PROBLEM TO WORK ON =
Search the material for the word "kind" and report each line where it turns up.

DATA =
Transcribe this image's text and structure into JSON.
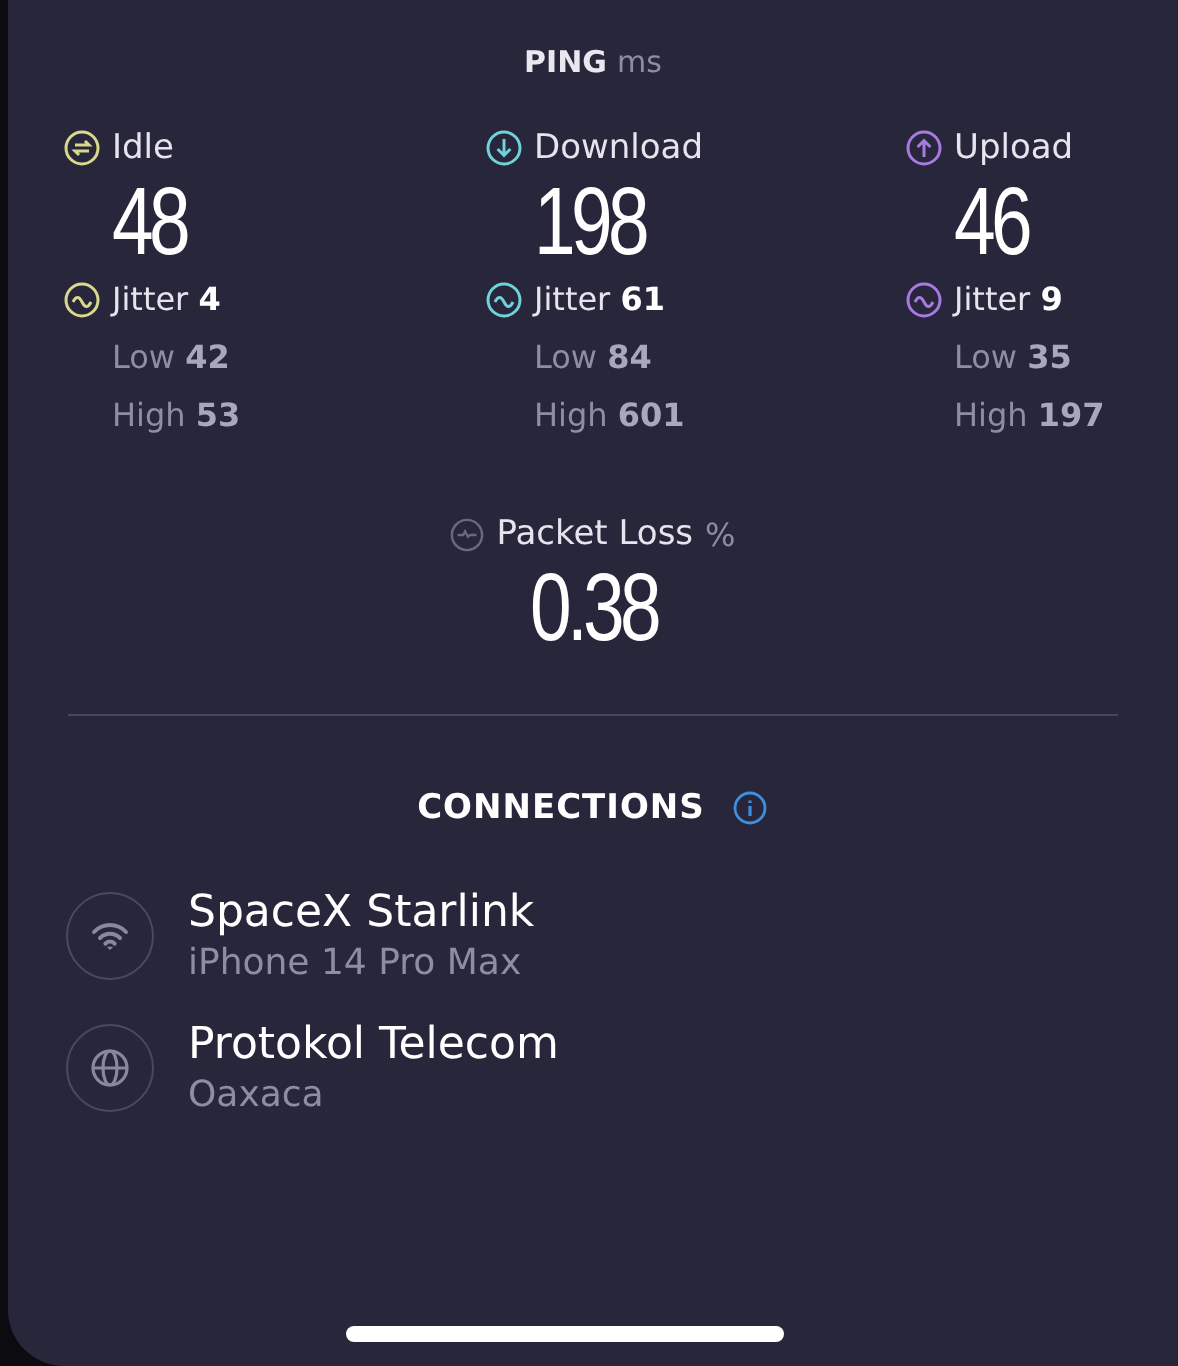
{
  "ping": {
    "title": "PING",
    "unit": "ms"
  },
  "metrics": [
    {
      "kind": "idle",
      "label": "Idle",
      "value": "48",
      "color": "#d9d88c",
      "jitter_label": "Jitter",
      "jitter": "4",
      "low_label": "Low",
      "low": "42",
      "high_label": "High",
      "high": "53"
    },
    {
      "kind": "download",
      "label": "Download",
      "value": "198",
      "color": "#6fd2da",
      "jitter_label": "Jitter",
      "jitter": "61",
      "low_label": "Low",
      "low": "84",
      "high_label": "High",
      "high": "601"
    },
    {
      "kind": "upload",
      "label": "Upload",
      "value": "46",
      "color": "#a77ae2",
      "jitter_label": "Jitter",
      "jitter": "9",
      "low_label": "Low",
      "low": "35",
      "high_label": "High",
      "high": "197"
    }
  ],
  "packet_loss": {
    "label": "Packet Loss",
    "unit": "%",
    "value": "0.38"
  },
  "connections": {
    "title": "CONNECTIONS",
    "items": [
      {
        "kind": "wifi",
        "name": "SpaceX Starlink",
        "detail": "iPhone 14 Pro Max"
      },
      {
        "kind": "globe",
        "name": "Protokol Telecom",
        "detail": "Oaxaca"
      }
    ]
  }
}
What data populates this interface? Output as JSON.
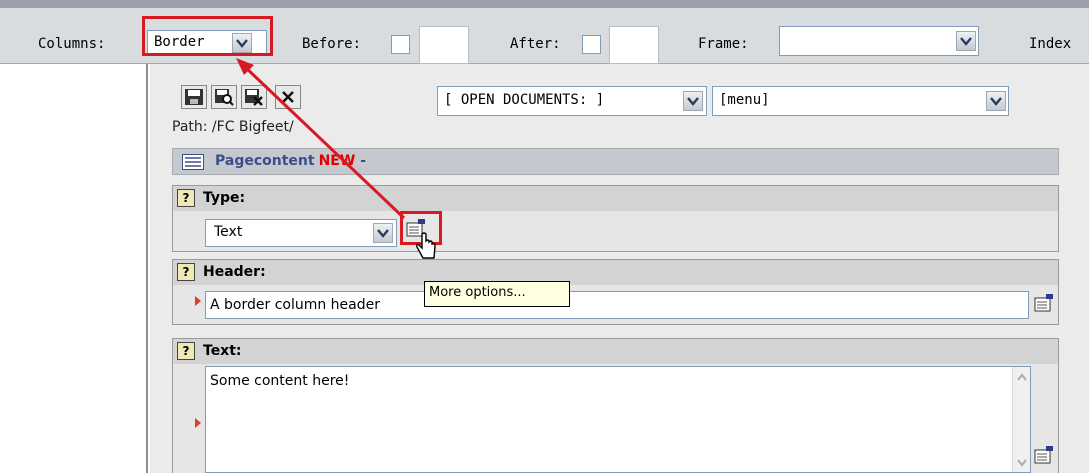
{
  "toolbar": {
    "columns_label": "Columns:",
    "columns_value": "Border",
    "before_label": "Before:",
    "after_label": "After:",
    "frame_label": "Frame:",
    "frame_value": "",
    "index_label": "Index"
  },
  "doc_toolbar": {
    "open_documents_value": "[ OPEN DOCUMENTS: ]",
    "menu_value": "[menu]"
  },
  "path": "Path: /FC Bigfeet/",
  "section": {
    "title": "Pagecontent",
    "new_badge": "NEW",
    "suffix": "-"
  },
  "fields": {
    "type": {
      "label": "Type:",
      "value": "Text"
    },
    "header": {
      "label": "Header:",
      "value": "A border column header"
    },
    "text": {
      "label": "Text:",
      "value": "Some content here!"
    }
  },
  "tooltip": "More options...",
  "colors": {
    "highlight": "#d71a21",
    "section_title": "#3a4f8a",
    "new_badge": "#e00000"
  },
  "icons": [
    "save-icon",
    "save-view-icon",
    "save-close-icon",
    "close-icon",
    "question-icon",
    "more-options-icon",
    "hand-cursor-icon",
    "dropdown-arrow-icon"
  ]
}
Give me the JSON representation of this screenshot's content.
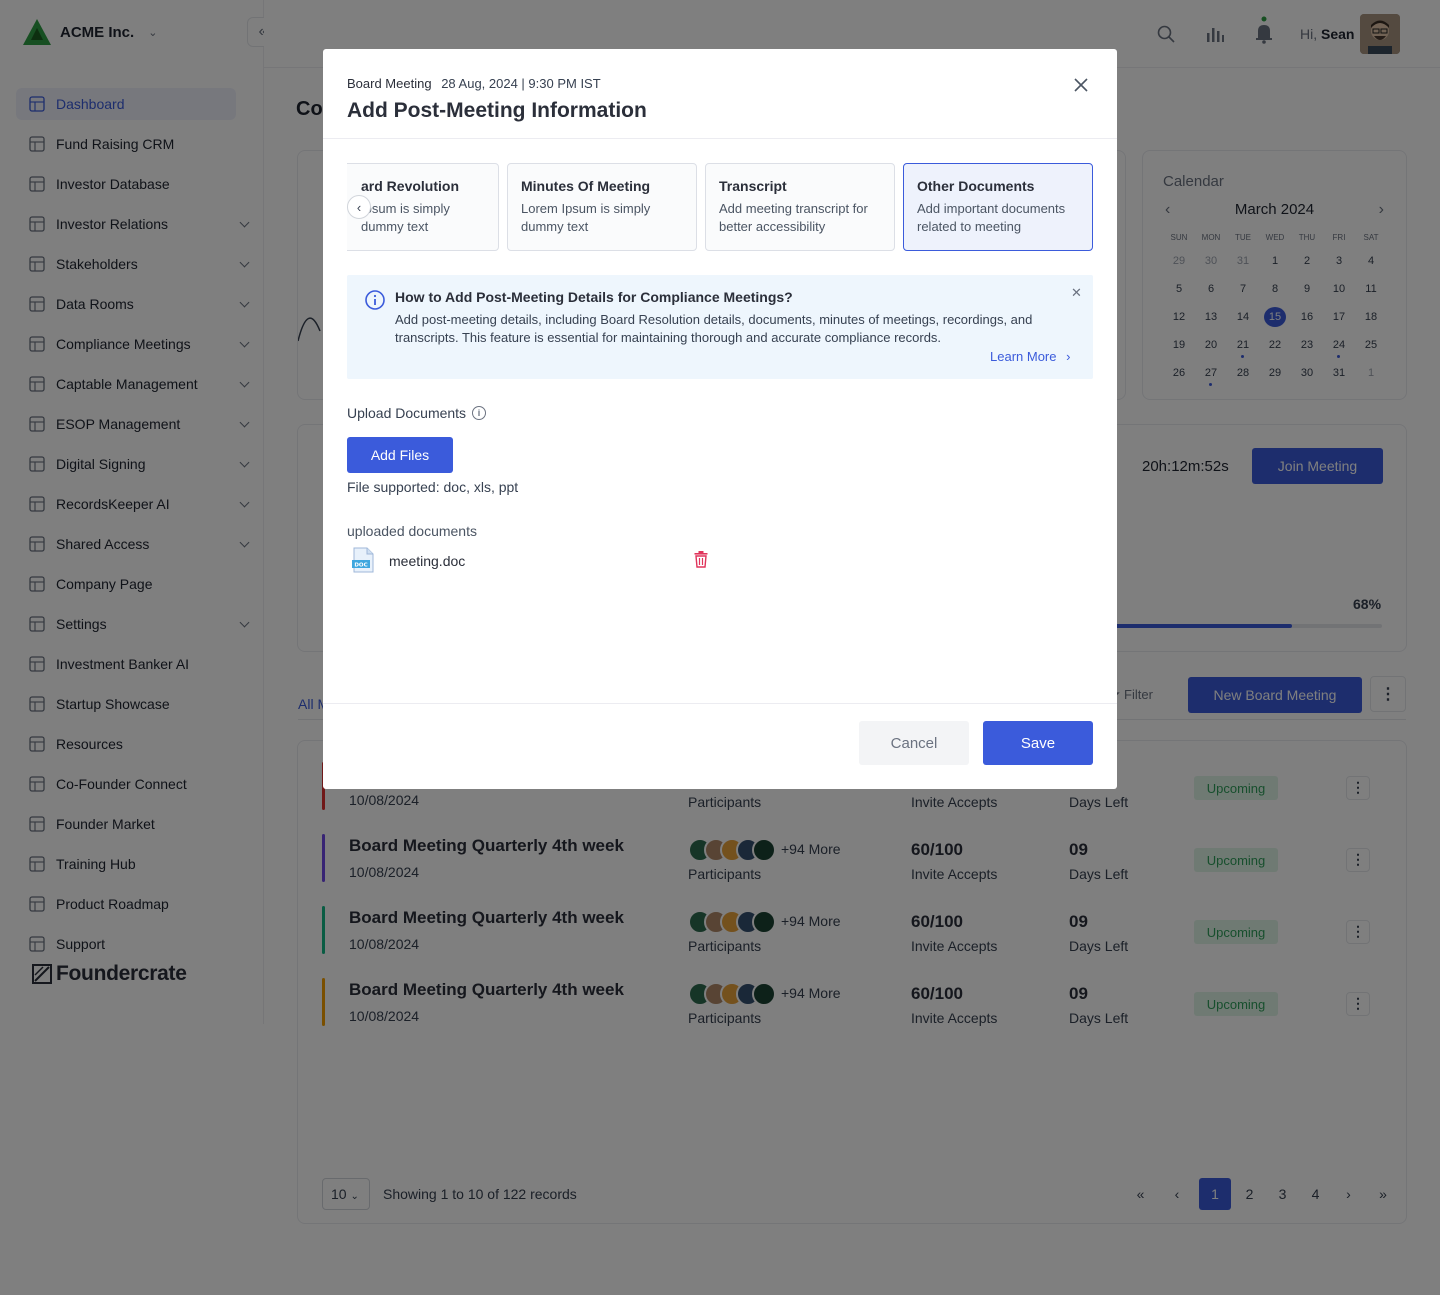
{
  "brand": {
    "name": "ACME Inc.",
    "footer_logo": "Foundercrate"
  },
  "sidebar": {
    "items": [
      {
        "label": "Dashboard",
        "icon": "dashboard-icon",
        "active": true,
        "expandable": false
      },
      {
        "label": "Fund Raising CRM",
        "icon": "crm-icon",
        "expandable": false
      },
      {
        "label": "Investor Database",
        "icon": "database-icon",
        "expandable": false
      },
      {
        "label": "Investor Relations",
        "icon": "investor-relations-icon",
        "expandable": true
      },
      {
        "label": "Stakeholders",
        "icon": "stakeholders-icon",
        "expandable": true
      },
      {
        "label": "Data Rooms",
        "icon": "data-rooms-icon",
        "expandable": true
      },
      {
        "label": "Compliance Meetings",
        "icon": "compliance-icon",
        "expandable": true
      },
      {
        "label": "Captable Management",
        "icon": "captable-icon",
        "expandable": true
      },
      {
        "label": "ESOP Management",
        "icon": "esop-icon",
        "expandable": true
      },
      {
        "label": "Digital Signing",
        "icon": "signing-icon",
        "expandable": true
      },
      {
        "label": "RecordsKeeper AI",
        "icon": "records-icon",
        "expandable": true
      },
      {
        "label": "Shared Access",
        "icon": "shared-access-icon",
        "expandable": true
      },
      {
        "label": "Company Page",
        "icon": "company-page-icon",
        "expandable": false
      },
      {
        "label": "Settings",
        "icon": "settings-icon",
        "expandable": true
      },
      {
        "label": "Investment Banker AI",
        "icon": "banker-ai-icon",
        "expandable": false
      },
      {
        "label": "Startup Showcase",
        "icon": "showcase-icon",
        "expandable": false
      },
      {
        "label": "Resources",
        "icon": "resources-icon",
        "expandable": false
      },
      {
        "label": "Co-Founder Connect",
        "icon": "cofounder-icon",
        "expandable": false
      },
      {
        "label": "Founder Market",
        "icon": "market-icon",
        "expandable": false
      },
      {
        "label": "Training Hub",
        "icon": "training-icon",
        "expandable": false
      },
      {
        "label": "Product Roadmap",
        "icon": "roadmap-icon",
        "expandable": false
      },
      {
        "label": "Support",
        "icon": "support-icon",
        "expandable": false
      }
    ]
  },
  "topbar": {
    "greeting": "Hi,",
    "user": "Sean"
  },
  "page": {
    "title_partial": "Co"
  },
  "calendar": {
    "title": "Calendar",
    "month": "March 2024",
    "dow": [
      "SUN",
      "MON",
      "TUE",
      "WED",
      "THU",
      "FRI",
      "SAT"
    ],
    "days": [
      {
        "d": "29",
        "m": true
      },
      {
        "d": "30",
        "m": true
      },
      {
        "d": "31",
        "m": true
      },
      {
        "d": "1"
      },
      {
        "d": "2"
      },
      {
        "d": "3"
      },
      {
        "d": "4"
      },
      {
        "d": "5"
      },
      {
        "d": "6"
      },
      {
        "d": "7"
      },
      {
        "d": "8"
      },
      {
        "d": "9"
      },
      {
        "d": "10"
      },
      {
        "d": "11"
      },
      {
        "d": "12"
      },
      {
        "d": "13"
      },
      {
        "d": "14"
      },
      {
        "d": "15",
        "today": true
      },
      {
        "d": "16"
      },
      {
        "d": "17"
      },
      {
        "d": "18"
      },
      {
        "d": "19"
      },
      {
        "d": "20"
      },
      {
        "d": "21",
        "dot": true
      },
      {
        "d": "22"
      },
      {
        "d": "23"
      },
      {
        "d": "24",
        "dot": true
      },
      {
        "d": "25"
      },
      {
        "d": "26"
      },
      {
        "d": "27",
        "dot": true
      },
      {
        "d": "28"
      },
      {
        "d": "29"
      },
      {
        "d": "30"
      },
      {
        "d": "31"
      },
      {
        "d": "1",
        "m": true
      }
    ]
  },
  "upcoming": {
    "countdown": "20h:12m:52s",
    "join_label": "Join Meeting",
    "progress_label": "68%",
    "progress": 0.68
  },
  "meetings": {
    "tab_partial": "All M",
    "filter_label": "Filter",
    "new_label": "New Board Meeting",
    "rows": [
      {
        "title": "",
        "date": "10/08/2024",
        "more": "",
        "participants_label": "Participants",
        "accepts": "",
        "accepts_label": "Invite Accepts",
        "days": "",
        "days_label": "Days Left",
        "status": "Upcoming",
        "color": "#e03131"
      },
      {
        "title": "Board Meeting Quarterly 4th week",
        "date": "10/08/2024",
        "more": "+94 More",
        "participants_label": "Participants",
        "accepts": "60/100",
        "accepts_label": "Invite Accepts",
        "days": "09",
        "days_label": "Days Left",
        "status": "Upcoming",
        "color": "#7048e8"
      },
      {
        "title": "Board Meeting Quarterly 4th week",
        "date": "10/08/2024",
        "more": "+94 More",
        "participants_label": "Participants",
        "accepts": "60/100",
        "accepts_label": "Invite Accepts",
        "days": "09",
        "days_label": "Days Left",
        "status": "Upcoming",
        "color": "#12b886"
      },
      {
        "title": "Board Meeting Quarterly 4th week",
        "date": "10/08/2024",
        "more": "+94 More",
        "participants_label": "Participants",
        "accepts": "60/100",
        "accepts_label": "Invite Accepts",
        "days": "09",
        "days_label": "Days Left",
        "status": "Upcoming",
        "color": "#f59f00"
      }
    ]
  },
  "pagination": {
    "page_size": "10",
    "info": "Showing 1 to 10 of 122 records",
    "pages": [
      "1",
      "2",
      "3",
      "4"
    ],
    "first": "«",
    "prev": "‹",
    "next": "›",
    "last": "»"
  },
  "modal": {
    "crumb_label": "Board Meeting",
    "crumb_date": "28 Aug, 2024 | 9:30 PM IST",
    "title": "Add Post-Meeting Information",
    "steps": [
      {
        "title": "ard Revolution",
        "desc": "Ipsum is simply dummy text"
      },
      {
        "title": "Minutes Of Meeting",
        "desc": "Lorem Ipsum is simply dummy text"
      },
      {
        "title": "Transcript",
        "desc": "Add meeting transcript for better accessibility"
      },
      {
        "title": "Other Documents",
        "desc": "Add important documents related to meeting",
        "active": true
      }
    ],
    "info": {
      "title": "How to Add Post-Meeting Details for Compliance Meetings?",
      "text": "Add post-meeting details, including Board Resolution details, documents, minutes of meetings, recordings, and transcripts. This feature is essential for maintaining thorough and accurate compliance records.",
      "learn_more": "Learn More"
    },
    "upload_label": "Upload Documents",
    "add_files": "Add Files",
    "supported": "File supported: doc, xls, ppt",
    "uploaded_label": "uploaded documents",
    "file": {
      "name": "meeting.doc",
      "type": "DOC"
    },
    "cancel": "Cancel",
    "save": "Save"
  },
  "colors": {
    "accent": "#3b5bdb",
    "danger": "#e03131",
    "success_bg": "#dff5e6",
    "success": "#2f9e5b"
  }
}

EXERCISE SOLUTION =
      "kind": "idle",
      "kind": "download",
      "kind": "upload",
        "kind": "wifi",
        "kind": "globe",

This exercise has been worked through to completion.